As promised, I am back with part II in a series of articles about negotiating in the workplace.
My friend Keith, who has been an independent contractor for more then ten years, gave me some absolutely fantastic advice for how to evaluate a work opportunity before making a decision. He and some of his friends and colleagues, who all share information and experiences, have dubbed this critera 'the four-legged stool.' This four-legged stool way to evaluate opportunities was designed primarily by and for independent consultants or temp agency workers. However, it can help clarify the issues with almost any job opportunity.
The four-legged stool examines four key facets when deciding on an opportunity.
1) Location of the opportunity (e.g. in town, in a fun part of the country, part of the city that is close to home)
2) Experience gained from the opportunity. Keith added to me in a follow-up email:
"I asked some work buddies for any words of wisdom while we walked after lunch today. The one point stressed by all was being willing to take something for lower pay, or below your experience level, if the opportunity has advancement potential. That is, it is better to come in and shine in a job you can do in your sleep, if that sets you up to impress the right people. I know there can be arguments both ways in this topic. But, since this group today included hiring managers, I thought I would pass it along."
3) Pay amount (independent consultants include in this: pay rate, payment terms and W2 versus 1099)
The idea of looking at this as a stool is that all four of these need to be in balance. It isn’t a stable situation if, say, the location is across the street from your house, but the pay sucks and you hate the people.
It also wouldn’t work well if it is good pay, good experience, but makes you travel away from family too frequently and the work environment is tense.
This model can also help you concentrate on what part of a contract you need to negotiate. If, for example, travel is the key factor, it can clarify that you will try to negotiate shorter work weeks or more telecommuting (or a higher salary).
Finally, Keith adds the length of a contract or project as a fifth leg. "We can end up with contracts that are anywhere from two weeks to three years or more," he wrote to me in his email. If you are self-employed (or are looking for a position) and are offered a contract that provides you with steady income for three years or more, you might ask for more telecommuting to avoid travel; but this type of contract ultimately saves you a lot of time networking and trying to drum up more clients.
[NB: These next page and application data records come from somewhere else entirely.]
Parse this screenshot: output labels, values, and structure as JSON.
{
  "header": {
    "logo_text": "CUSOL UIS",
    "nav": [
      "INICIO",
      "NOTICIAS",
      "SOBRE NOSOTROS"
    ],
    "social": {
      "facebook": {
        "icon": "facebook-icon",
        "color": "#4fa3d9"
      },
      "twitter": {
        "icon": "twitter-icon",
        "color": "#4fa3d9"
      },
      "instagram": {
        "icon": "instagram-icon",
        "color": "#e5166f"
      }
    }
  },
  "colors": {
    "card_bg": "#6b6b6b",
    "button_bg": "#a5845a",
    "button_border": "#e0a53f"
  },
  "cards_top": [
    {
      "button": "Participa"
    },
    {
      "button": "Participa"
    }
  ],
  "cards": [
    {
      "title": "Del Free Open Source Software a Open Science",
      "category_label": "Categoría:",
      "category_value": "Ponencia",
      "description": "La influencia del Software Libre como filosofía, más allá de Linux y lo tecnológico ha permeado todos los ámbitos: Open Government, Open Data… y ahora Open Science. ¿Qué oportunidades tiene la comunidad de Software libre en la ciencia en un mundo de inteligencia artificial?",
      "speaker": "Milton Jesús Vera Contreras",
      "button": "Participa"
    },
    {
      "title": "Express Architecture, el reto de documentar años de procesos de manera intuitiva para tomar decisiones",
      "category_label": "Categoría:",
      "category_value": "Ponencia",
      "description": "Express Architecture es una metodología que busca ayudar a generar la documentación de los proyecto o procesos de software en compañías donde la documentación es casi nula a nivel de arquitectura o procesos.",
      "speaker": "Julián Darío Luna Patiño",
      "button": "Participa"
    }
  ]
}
In the meantime, however, you might feel that you are losing an edge in the field by NOT having to do that networking. It's always a balance.